October 14, 2008
2008 has been the bastion for economic uncertainty. One year ago people were recording record house sale profits and the economy ‘appeared’ to be steaming along without issue. However as well all know, economic times were not a good as once thought and now North America is gripped by financial instability.
People are losing their houses, their savings, and their hope…
…so does anybody want to talk about poverty?
One year ago, Blog Action Day focused on the planet, and housebloggers from around the world talked about their green choices, recycling strategies and money saving tips. Green is/was fashionable; it feels good and is ‘easy’.
But what of poverty?
In a time when people are feeling the economic pinch, who really wants to talk about the ‘less fortunate’ when we already tend to consider ourselves the ‘less fortunate’? We housebloggers are lucky – we have houses, and therefore jobs. That doesn’t mean that we don’t have struggles, and it doesn’t mean that our every day crisis’ don’t create more stress then we can bare. What it does mean that we accepting our financial realities unashamed, applauding/encouraging each other to make positive changes in our lives.
Let’s face it, there is a good portion of the population that has been completely insulated from the economy – a class of worker that only has themselves to blame for any personal financial debacles. But the recent tide changes have meant that more and more people are becoming vulnerable to market instability and the vast majority of people centralize many of their decisions based on raw economics.
So what can we do?
We give to the Foodbank. We shop in bulk, clip coupons, purchase sale items and do our best to stretch out dollar. We also try to foster a giving spirit while we shop. We consider how much we just ‘saved’, and try to split the difference in donations. (It’s easy to grab a few extra tins of ‘whatever’ for the food bank – try!). If you can save money while helping someone less fortunate, consider the situation a clear win-win.

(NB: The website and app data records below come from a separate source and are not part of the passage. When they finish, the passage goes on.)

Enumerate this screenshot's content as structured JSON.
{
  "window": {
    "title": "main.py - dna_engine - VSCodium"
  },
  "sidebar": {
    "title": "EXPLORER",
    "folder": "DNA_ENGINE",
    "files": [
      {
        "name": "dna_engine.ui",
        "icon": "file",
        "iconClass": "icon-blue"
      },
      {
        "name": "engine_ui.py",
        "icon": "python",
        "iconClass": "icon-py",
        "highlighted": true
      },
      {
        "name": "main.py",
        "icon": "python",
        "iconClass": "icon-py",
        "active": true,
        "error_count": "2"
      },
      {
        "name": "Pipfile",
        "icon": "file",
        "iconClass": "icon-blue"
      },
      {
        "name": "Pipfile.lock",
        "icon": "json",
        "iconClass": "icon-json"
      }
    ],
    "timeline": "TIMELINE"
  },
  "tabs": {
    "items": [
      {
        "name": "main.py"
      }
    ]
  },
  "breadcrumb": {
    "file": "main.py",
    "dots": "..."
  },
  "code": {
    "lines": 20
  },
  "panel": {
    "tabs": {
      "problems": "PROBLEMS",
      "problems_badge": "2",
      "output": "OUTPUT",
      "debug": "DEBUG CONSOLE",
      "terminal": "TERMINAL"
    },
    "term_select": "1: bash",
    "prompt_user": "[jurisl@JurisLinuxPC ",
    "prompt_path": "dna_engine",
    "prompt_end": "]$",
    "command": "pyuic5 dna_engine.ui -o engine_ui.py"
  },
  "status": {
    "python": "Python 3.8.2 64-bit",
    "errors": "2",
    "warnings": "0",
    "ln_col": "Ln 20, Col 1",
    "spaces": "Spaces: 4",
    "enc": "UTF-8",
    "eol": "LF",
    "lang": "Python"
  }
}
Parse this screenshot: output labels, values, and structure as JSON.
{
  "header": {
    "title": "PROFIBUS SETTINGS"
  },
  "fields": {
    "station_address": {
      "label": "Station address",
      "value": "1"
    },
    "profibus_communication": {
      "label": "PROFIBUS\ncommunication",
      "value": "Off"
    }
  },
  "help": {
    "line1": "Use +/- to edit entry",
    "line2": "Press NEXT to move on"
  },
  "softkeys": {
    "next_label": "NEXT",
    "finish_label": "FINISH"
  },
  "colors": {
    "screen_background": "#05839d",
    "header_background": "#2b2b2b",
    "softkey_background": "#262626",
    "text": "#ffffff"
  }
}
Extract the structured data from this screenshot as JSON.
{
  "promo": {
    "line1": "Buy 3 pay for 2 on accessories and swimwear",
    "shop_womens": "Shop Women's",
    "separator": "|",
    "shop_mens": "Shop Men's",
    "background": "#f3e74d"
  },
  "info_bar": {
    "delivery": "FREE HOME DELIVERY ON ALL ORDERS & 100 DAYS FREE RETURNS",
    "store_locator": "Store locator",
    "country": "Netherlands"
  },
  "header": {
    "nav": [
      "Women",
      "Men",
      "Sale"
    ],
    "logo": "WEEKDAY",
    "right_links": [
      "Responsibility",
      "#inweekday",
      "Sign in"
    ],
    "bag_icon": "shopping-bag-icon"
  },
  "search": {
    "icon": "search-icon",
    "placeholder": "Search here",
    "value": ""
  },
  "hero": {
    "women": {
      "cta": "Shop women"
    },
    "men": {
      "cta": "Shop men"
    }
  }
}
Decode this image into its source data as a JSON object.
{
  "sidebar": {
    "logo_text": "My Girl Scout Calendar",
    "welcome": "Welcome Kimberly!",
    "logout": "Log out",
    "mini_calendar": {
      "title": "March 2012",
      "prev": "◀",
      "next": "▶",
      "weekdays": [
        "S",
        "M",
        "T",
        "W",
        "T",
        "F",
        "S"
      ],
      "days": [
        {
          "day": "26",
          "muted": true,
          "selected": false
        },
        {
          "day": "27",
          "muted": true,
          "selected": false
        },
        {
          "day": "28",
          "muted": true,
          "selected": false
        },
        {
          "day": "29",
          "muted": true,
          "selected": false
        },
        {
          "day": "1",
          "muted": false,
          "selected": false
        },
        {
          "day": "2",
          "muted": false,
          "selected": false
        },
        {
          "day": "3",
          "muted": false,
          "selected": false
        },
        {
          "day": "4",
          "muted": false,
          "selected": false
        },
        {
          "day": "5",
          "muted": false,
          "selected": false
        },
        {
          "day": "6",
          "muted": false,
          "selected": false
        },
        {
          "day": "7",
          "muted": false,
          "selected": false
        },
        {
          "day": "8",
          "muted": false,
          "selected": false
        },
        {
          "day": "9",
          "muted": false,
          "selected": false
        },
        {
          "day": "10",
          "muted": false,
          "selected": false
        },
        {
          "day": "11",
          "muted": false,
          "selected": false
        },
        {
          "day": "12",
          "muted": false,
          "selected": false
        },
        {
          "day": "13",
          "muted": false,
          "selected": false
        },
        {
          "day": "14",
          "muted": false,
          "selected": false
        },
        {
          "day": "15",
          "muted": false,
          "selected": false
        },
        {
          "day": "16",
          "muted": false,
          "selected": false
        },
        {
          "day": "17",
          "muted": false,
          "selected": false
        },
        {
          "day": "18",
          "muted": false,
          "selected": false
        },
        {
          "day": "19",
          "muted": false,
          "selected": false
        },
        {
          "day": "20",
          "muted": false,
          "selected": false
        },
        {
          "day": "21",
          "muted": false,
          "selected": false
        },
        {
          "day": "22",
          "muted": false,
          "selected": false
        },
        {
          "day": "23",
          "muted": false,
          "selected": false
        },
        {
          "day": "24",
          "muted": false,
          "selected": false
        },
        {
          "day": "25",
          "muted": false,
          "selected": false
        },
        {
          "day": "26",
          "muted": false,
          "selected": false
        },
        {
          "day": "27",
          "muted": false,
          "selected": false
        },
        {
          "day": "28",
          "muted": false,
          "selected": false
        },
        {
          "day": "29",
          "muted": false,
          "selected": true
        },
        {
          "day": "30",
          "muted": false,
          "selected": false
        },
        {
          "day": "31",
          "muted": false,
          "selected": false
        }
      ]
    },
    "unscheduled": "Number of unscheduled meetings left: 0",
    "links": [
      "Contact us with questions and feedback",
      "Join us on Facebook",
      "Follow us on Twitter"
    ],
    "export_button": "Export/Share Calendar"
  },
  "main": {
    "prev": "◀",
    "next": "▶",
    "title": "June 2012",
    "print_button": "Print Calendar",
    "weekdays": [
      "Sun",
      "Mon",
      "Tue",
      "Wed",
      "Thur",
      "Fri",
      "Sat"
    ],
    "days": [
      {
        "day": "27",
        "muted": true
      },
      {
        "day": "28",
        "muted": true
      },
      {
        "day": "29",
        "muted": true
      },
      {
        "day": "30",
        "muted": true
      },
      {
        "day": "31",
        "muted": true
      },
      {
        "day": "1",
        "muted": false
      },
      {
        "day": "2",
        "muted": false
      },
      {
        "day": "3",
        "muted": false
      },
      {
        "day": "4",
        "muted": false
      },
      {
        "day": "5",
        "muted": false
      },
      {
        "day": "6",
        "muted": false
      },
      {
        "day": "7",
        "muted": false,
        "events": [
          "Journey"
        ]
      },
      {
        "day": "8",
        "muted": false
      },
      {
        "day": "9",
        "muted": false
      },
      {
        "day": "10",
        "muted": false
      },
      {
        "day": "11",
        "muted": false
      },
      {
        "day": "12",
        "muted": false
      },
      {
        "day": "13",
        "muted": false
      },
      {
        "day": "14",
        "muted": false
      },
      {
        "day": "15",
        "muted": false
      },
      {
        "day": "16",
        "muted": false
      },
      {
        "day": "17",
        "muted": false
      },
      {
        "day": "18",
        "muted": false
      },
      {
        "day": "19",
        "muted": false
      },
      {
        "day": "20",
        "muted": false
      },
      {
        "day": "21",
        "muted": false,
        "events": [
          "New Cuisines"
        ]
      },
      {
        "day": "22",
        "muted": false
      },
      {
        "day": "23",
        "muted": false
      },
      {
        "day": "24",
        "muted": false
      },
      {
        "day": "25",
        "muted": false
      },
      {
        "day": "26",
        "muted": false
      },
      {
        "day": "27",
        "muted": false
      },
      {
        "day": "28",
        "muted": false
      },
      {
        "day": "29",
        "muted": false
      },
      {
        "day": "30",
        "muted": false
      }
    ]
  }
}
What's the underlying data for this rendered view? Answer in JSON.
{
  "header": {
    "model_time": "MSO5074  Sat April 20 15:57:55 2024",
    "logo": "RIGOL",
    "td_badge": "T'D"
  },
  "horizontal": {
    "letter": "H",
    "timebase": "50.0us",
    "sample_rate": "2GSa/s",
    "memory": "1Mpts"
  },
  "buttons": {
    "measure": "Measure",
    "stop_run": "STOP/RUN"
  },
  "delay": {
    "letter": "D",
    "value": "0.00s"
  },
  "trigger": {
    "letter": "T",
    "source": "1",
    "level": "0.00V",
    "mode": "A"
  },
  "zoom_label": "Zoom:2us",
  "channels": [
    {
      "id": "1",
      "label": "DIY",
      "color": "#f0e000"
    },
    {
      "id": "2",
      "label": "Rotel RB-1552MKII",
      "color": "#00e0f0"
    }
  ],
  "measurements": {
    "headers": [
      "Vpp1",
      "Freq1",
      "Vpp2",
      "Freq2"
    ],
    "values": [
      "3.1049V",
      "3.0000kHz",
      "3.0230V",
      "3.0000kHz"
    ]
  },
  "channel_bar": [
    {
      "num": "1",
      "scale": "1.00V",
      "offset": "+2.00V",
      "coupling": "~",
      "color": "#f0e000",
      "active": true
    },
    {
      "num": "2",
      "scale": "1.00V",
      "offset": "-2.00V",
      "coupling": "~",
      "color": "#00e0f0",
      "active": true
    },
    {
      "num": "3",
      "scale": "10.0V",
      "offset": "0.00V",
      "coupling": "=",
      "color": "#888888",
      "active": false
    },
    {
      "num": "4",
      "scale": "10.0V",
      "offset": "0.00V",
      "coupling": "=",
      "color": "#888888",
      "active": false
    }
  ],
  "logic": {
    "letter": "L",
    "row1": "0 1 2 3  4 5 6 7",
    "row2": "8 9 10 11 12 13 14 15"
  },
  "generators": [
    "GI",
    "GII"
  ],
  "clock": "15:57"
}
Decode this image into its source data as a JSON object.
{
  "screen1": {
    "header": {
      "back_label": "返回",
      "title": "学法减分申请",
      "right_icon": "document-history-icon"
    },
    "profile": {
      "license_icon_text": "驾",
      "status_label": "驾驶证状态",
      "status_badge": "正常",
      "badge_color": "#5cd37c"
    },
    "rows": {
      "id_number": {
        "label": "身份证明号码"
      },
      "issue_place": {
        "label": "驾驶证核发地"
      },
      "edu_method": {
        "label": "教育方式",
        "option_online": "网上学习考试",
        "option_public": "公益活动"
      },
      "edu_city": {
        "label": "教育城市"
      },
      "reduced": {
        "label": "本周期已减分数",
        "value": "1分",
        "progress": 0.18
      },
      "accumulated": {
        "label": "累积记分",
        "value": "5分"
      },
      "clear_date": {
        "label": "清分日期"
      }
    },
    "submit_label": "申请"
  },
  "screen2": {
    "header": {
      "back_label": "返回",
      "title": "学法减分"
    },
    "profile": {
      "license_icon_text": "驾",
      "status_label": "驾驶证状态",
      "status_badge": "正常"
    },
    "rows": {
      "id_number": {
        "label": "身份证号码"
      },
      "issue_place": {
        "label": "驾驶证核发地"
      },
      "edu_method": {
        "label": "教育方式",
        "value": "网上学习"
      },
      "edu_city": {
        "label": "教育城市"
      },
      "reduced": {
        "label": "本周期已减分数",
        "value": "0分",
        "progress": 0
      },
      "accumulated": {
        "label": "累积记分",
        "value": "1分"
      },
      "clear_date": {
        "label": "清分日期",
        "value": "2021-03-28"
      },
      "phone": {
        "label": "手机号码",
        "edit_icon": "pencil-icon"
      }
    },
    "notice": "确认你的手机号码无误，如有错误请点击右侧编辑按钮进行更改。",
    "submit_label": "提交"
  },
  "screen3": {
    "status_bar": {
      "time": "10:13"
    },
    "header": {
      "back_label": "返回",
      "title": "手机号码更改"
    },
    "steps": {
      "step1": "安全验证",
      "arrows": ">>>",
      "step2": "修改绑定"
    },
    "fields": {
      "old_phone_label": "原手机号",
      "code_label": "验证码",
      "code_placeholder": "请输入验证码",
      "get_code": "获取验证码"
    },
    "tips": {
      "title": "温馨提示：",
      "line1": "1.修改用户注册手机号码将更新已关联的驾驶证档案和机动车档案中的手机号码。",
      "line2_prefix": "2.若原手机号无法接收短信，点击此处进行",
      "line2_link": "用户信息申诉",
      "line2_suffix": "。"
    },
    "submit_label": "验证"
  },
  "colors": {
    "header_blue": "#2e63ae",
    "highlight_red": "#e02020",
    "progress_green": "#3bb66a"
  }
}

We have also been doing our best to de-clutter intelligently. Critically assessing the things we need and the things we don’t, and doing out best to make sure that anything we deem redundant doesn’t wind up in a landfill and given an opportunity to enrich someone else’s life. Sure, it may be our cast-off door, coffee maker etc., but for someone else these items may represent a ‘deal’ that saved them enough money to get buy, or a small luxury that made them feel whole. Never underestimate the ‘value’ of anything that still has use.
We frequent second-hand stores. We have found a staggering number of deals at consignment shops, charities etc., that we would have otherwise never looked for. The fact that purchasing ‘previously enjoyed’ keeps good items out of a landfill, while allowing sale proceed to help others is again a win-win.
Are we changing the world? No. Are we making a big difference – probably not. Are we getting a warm-fuzzy feeling despite our minimal efforts? Yes.
So what’s the point?
The point is that much like ‘green’ choices, individual actions mean little – but those decisions/acts add up to a lot when combined with all the efforts of countless others. If everyone changing one light bulb from an incandescent to a CFL can add up to millions of dollars in savings nation-wide, how could we change the face of poverty if we all gave one tin of food, one dollar to charity or volunteered a few hours of our time.
We live in a time where it’s almost a nescessity to obsess on ourselves and maintain our best interests – on October 15th, let’s try to steal one moment away from ourselves and think of others…